Premier Elections Solutions sent Johnson's office a bill for most of that about a week after the November election, company spokesman Chris Riggall said Tuesday.
As late as Dec. 19, he said, Johnson's office was trying to work out a payment plan.
"They don't have the money," Riggall said.
Last month, Johnson's chief deputy, Kathy Harris, asked Hillsborough commissioners for a $2.3-million bailout to cover what she described as unanticipated costs from the fall elections, citing such expenses as extra overtime and the need to buy more privacy booths. At no point did she mention the money owed to Premier.
Commissioners turned down the request, some expressing anger that it came little more than two months after they had approved Johnson's $6.7-million budget for this fiscal year.
Instead, commissioners sought an audit of Johnson's spending.
The audit results, released Monday, raised questions about how much Premier is still owed, saying the amount could not be determined from records supplied by Johnson's office.
It noted the commissioners gave Johnson enough money to cover the costs of the entire contract last February, including a final $1.7-million installment. An additional $400,000 is owed to cover a contract amendment, primarily for supplying more ballots for the November election.
But the auditor said it appeared money for the final installment was spent on other things, much of which could not be fully verified.
The initial contract for the new voting system called for spending about $5.8-million, an amount that grew to about $6.3-million with the purchase of additional equipment, said Riggall, the Premier spokesman. Most of that has been paid.
Johnson and Harris could not be reached late Tuesday. In an interview with Fox 13 News, Johnson called the audit findings absurd.
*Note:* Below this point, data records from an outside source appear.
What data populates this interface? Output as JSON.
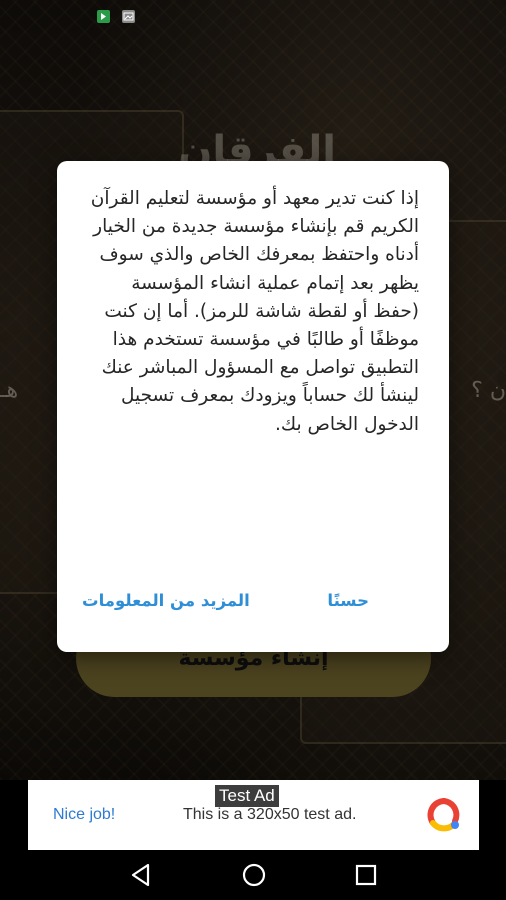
{
  "background": {
    "app_title": "الفرقان",
    "question_left_fragment": "هـ",
    "question_right_fragment": "ن ؟",
    "create_institution_button": "إنشاء مؤسسة"
  },
  "dialog": {
    "message": "إذا كنت تدير معهد أو مؤسسة لتعليم القرآن الكريم قم بإنشاء مؤسسة جديدة من الخيار أدناه واحتفظ بمعرفك الخاص والذي سوف يظهر بعد إتمام عملية انشاء المؤسسة (حفظ أو لقطة شاشة للرمز). أما إن كنت موظفًا أو طالبًا في مؤسسة تستخدم هذا التطبيق تواصل مع المسؤول المباشر عنك لينشأ لك حساباً ويزودك بمعرف تسجيل الدخول الخاص بك.",
    "ok_label": "حسنًا",
    "more_info_label": "المزيد من المعلومات"
  },
  "ad": {
    "tag": "Test Ad",
    "nice_job": "Nice job!",
    "text": "This is a 320x50 test ad."
  },
  "colors": {
    "accent_blue": "#2e8fd6",
    "button_gold": "#8a7a3a"
  }
}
"I would simply say any medium-grade accountant would be able to understand, if they read the documents, exactly where every dollar went," he told the station. "That's really all I have to say. This entire situation has been made absurd. I will not be party to politicizing the elections office."
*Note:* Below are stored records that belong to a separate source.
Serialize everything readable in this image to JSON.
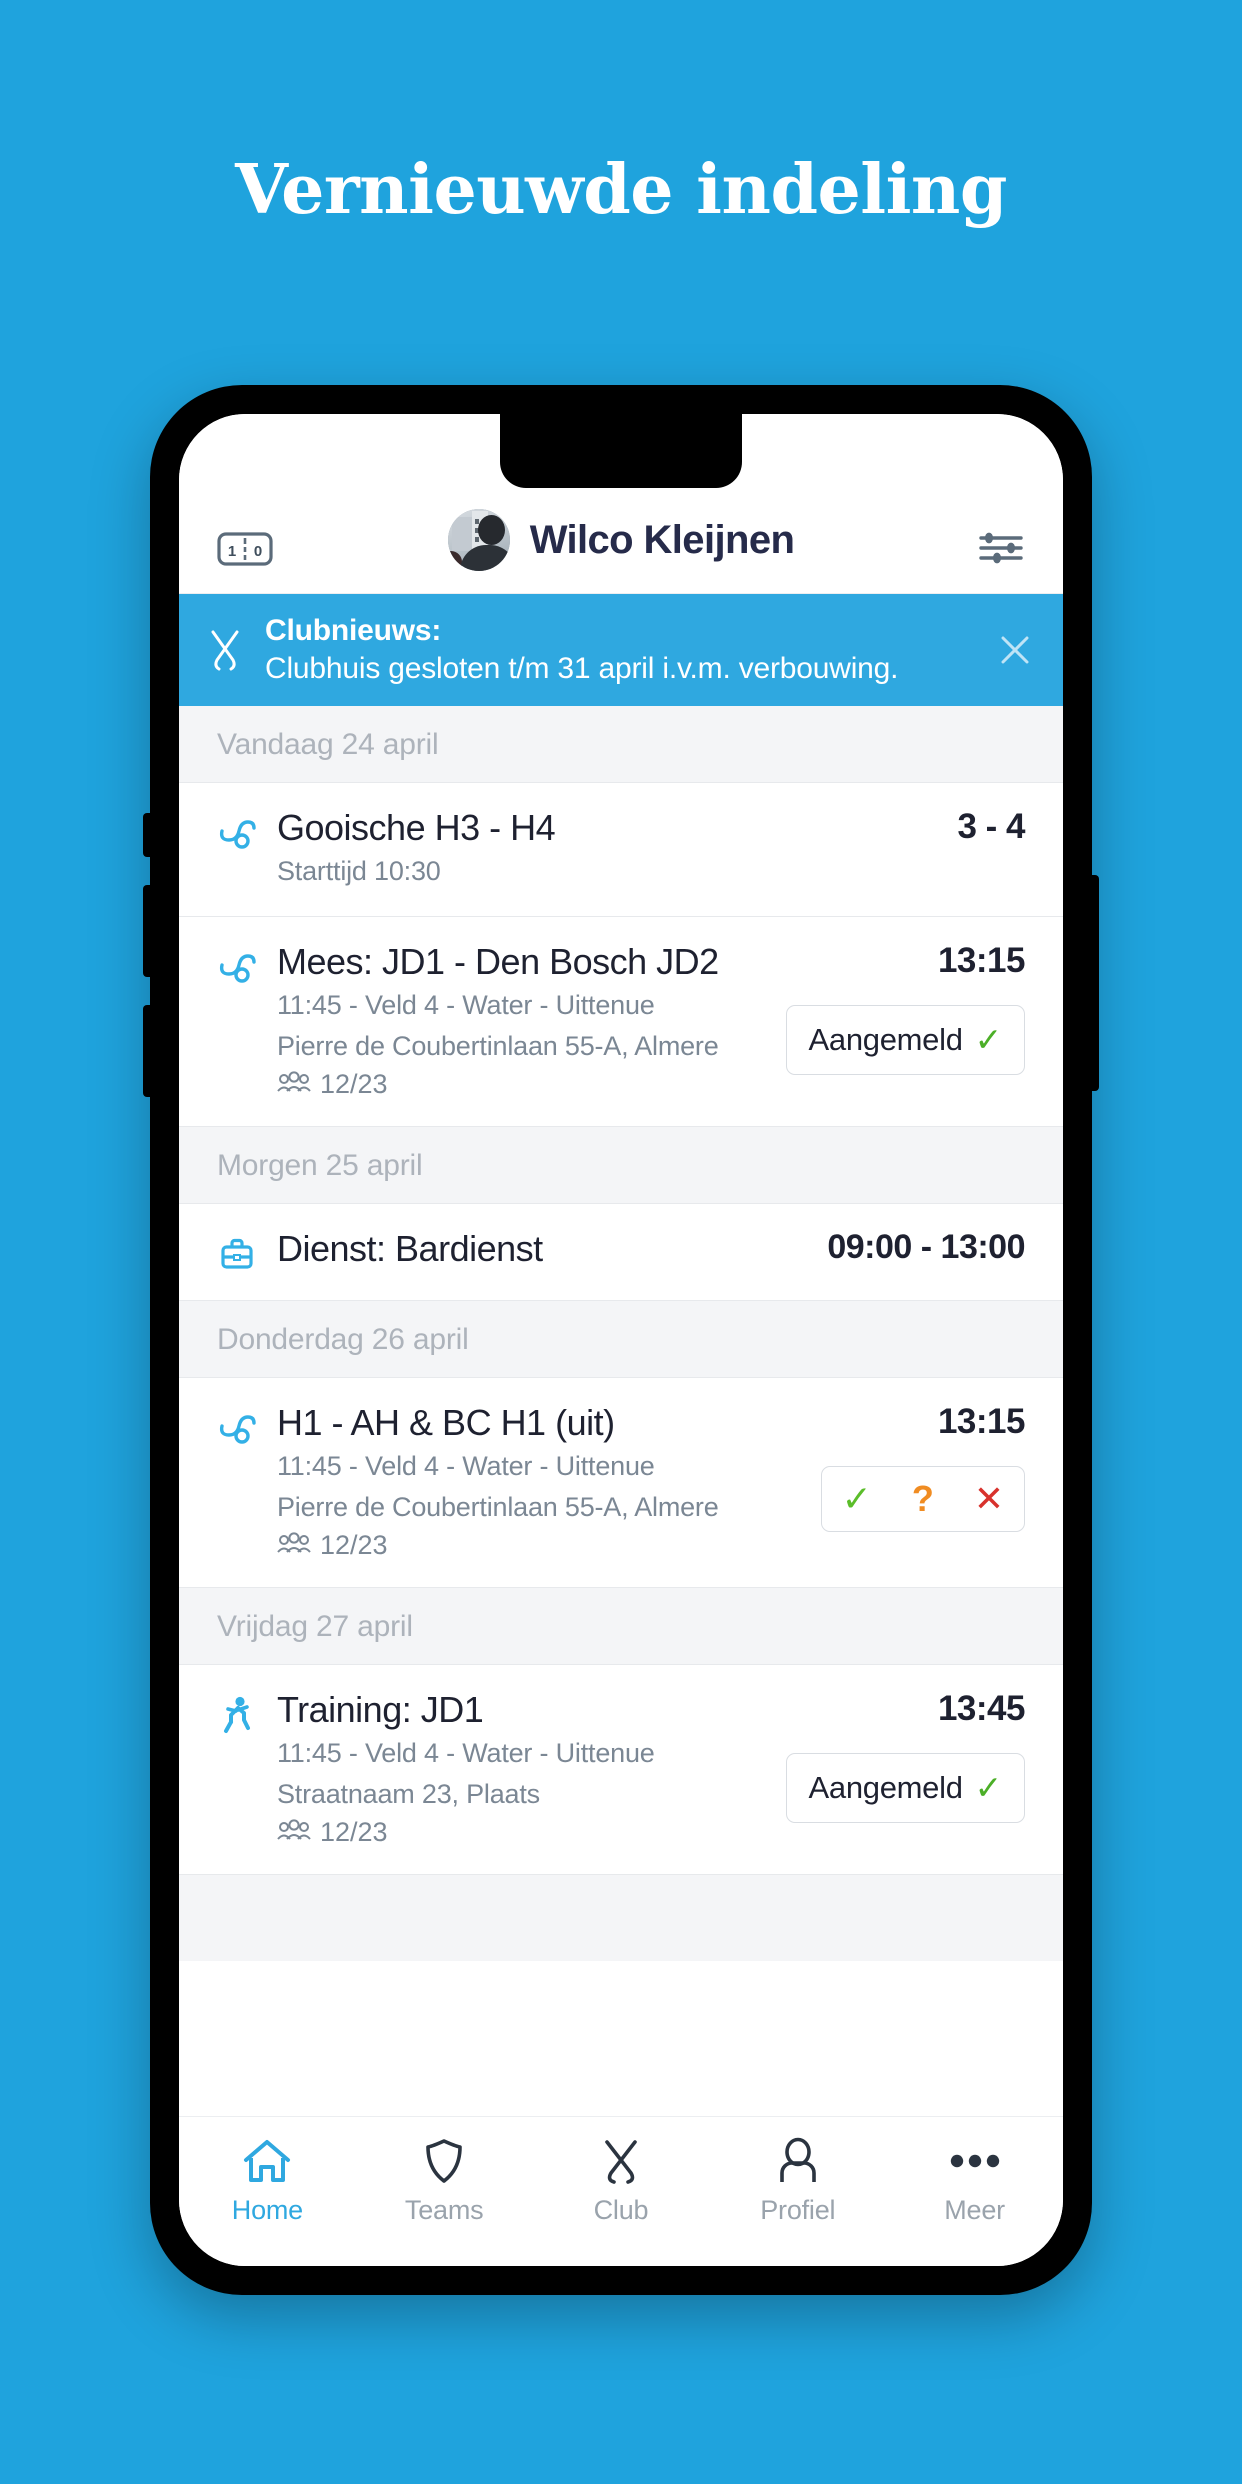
{
  "headline": "Vernieuwde indeling",
  "colors": {
    "background": "#1fa3dd",
    "accent": "#2fa8e0",
    "text_dark": "#1e2130",
    "text_muted": "#7b8794",
    "green": "#4caf28",
    "orange": "#f08c22",
    "red": "#d8322d"
  },
  "header": {
    "score_icon": "scoreboard-icon",
    "score_left": "1",
    "score_divider": ":",
    "score_right": "0",
    "avatar": "user-avatar",
    "user_name": "Wilco Kleijnen",
    "settings_icon": "sliders-icon"
  },
  "banner": {
    "icon": "crossed-hockey-sticks-icon",
    "title": "Clubnieuws:",
    "body": "Clubhuis gesloten t/m 31 april i.v.m. verbouwing.",
    "close_icon": "close-icon"
  },
  "sections": [
    {
      "day": "Vandaag 24 april",
      "items": [
        {
          "icon": "hockey-stick-ball-icon",
          "title": "Gooische H3 - H4",
          "sub1": "Starttijd 10:30",
          "sub2": "",
          "count": "",
          "time": "3 - 4",
          "action": "none"
        },
        {
          "icon": "hockey-stick-ball-icon",
          "title": "Mees: JD1 - Den Bosch JD2",
          "sub1": "11:45 - Veld 4 - Water - Uittenue",
          "sub2": "Pierre de Coubertinlaan 55-A, Almere",
          "count": "12/23",
          "time": "13:15",
          "action": "pill",
          "pill_label": "Aangemeld",
          "pill_check": "✓"
        }
      ]
    },
    {
      "day": "Morgen 25 april",
      "items": [
        {
          "icon": "briefcase-icon",
          "title": "Dienst: Bardienst",
          "sub1": "",
          "sub2": "",
          "count": "",
          "time": "09:00 - 13:00",
          "action": "none"
        }
      ]
    },
    {
      "day": "Donderdag 26 april",
      "items": [
        {
          "icon": "hockey-stick-ball-icon",
          "title": "H1 - AH & BC H1 (uit)",
          "sub1": "11:45 - Veld 4 - Water - Uittenue",
          "sub2": "Pierre de Coubertinlaan 55-A, Almere",
          "count": "12/23",
          "time": "13:15",
          "action": "rsvp",
          "rsvp_yes": "✓",
          "rsvp_maybe": "?",
          "rsvp_no": "✕"
        }
      ]
    },
    {
      "day": "Vrijdag 27 april",
      "items": [
        {
          "icon": "running-person-icon",
          "title": "Training: JD1",
          "sub1": "11:45 - Veld 4 - Water - Uittenue",
          "sub2": "Straatnaam 23, Plaats",
          "count": "12/23",
          "time": "13:45",
          "action": "pill",
          "pill_label": "Aangemeld",
          "pill_check": "✓"
        }
      ]
    }
  ],
  "tabbar": {
    "items": [
      {
        "icon": "home-icon",
        "label": "Home",
        "active": true
      },
      {
        "icon": "shield-icon",
        "label": "Teams",
        "active": false
      },
      {
        "icon": "crossed-hockey-sticks-icon",
        "label": "Club",
        "active": false
      },
      {
        "icon": "person-icon",
        "label": "Profiel",
        "active": false
      },
      {
        "icon": "ellipsis-icon",
        "label": "Meer",
        "active": false
      }
    ]
  }
}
Phyllis Busansky, who defeated Johnson in the November election and took office Tuesday, spent the day introducing herself to her employees and said she hasn't confirmed the amount owed to Premier.
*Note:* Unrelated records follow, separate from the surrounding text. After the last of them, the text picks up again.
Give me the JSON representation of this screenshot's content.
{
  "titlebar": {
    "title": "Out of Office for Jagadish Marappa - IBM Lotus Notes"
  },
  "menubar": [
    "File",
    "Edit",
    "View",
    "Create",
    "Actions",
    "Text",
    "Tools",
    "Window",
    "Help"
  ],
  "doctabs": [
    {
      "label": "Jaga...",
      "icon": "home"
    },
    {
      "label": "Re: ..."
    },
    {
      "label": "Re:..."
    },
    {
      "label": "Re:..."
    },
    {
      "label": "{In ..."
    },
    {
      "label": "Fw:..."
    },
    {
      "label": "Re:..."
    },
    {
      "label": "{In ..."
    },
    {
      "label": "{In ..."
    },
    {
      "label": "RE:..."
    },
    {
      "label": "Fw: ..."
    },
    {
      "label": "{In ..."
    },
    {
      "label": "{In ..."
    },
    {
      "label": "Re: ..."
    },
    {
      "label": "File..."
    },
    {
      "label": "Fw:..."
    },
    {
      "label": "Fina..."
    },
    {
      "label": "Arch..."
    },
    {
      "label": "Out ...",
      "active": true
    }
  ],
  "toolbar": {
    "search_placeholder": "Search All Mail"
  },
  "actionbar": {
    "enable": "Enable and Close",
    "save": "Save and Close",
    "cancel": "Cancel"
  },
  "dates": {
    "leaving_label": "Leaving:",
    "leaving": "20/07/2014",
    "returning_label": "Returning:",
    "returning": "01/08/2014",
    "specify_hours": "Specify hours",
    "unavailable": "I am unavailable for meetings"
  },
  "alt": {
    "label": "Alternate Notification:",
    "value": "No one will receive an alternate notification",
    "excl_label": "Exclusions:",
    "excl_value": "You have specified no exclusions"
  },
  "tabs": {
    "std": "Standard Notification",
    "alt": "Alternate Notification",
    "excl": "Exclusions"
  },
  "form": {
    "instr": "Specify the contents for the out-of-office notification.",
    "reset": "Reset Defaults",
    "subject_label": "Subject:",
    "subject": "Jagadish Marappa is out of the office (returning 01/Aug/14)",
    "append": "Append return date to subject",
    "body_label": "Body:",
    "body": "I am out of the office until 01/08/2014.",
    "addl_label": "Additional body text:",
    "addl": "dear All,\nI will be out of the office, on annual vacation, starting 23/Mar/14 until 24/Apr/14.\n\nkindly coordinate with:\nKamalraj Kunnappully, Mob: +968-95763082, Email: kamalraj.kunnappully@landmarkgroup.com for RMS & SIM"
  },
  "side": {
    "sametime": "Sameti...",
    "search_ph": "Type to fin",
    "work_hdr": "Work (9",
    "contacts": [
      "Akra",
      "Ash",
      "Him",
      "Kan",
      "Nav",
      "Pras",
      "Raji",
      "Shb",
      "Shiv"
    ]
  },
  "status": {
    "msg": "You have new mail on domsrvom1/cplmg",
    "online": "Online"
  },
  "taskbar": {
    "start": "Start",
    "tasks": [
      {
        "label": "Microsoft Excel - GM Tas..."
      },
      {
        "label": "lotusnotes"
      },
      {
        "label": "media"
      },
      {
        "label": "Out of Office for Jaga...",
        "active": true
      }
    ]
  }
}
Both the audit findings and Premier's account of money owed undercut Harris' assertion to commissioners that the need for more money was unanticipated. The audit indicates some of the expenses Harris itemized — nearly $1.4-million — were spent last fiscal year and Johnson's office is seeking reimbursement.
As Johnson oversaw the switch to paper from touch-screen ballots in the past election, he was also facing a re-election challenge from Busansky, a former county commissioner.
A key assertion he made throughout the campaign was that he had trimmed his budget for this year by 10 percent.
"Families are being forced to re-examine their personal budgets in these tough economic times," he said in a May news release. "And the elections office should do the same."
In reality, spending outstripped the budget by a third.
Bill Varian can be reached at email@example.com or (813) 226-3387.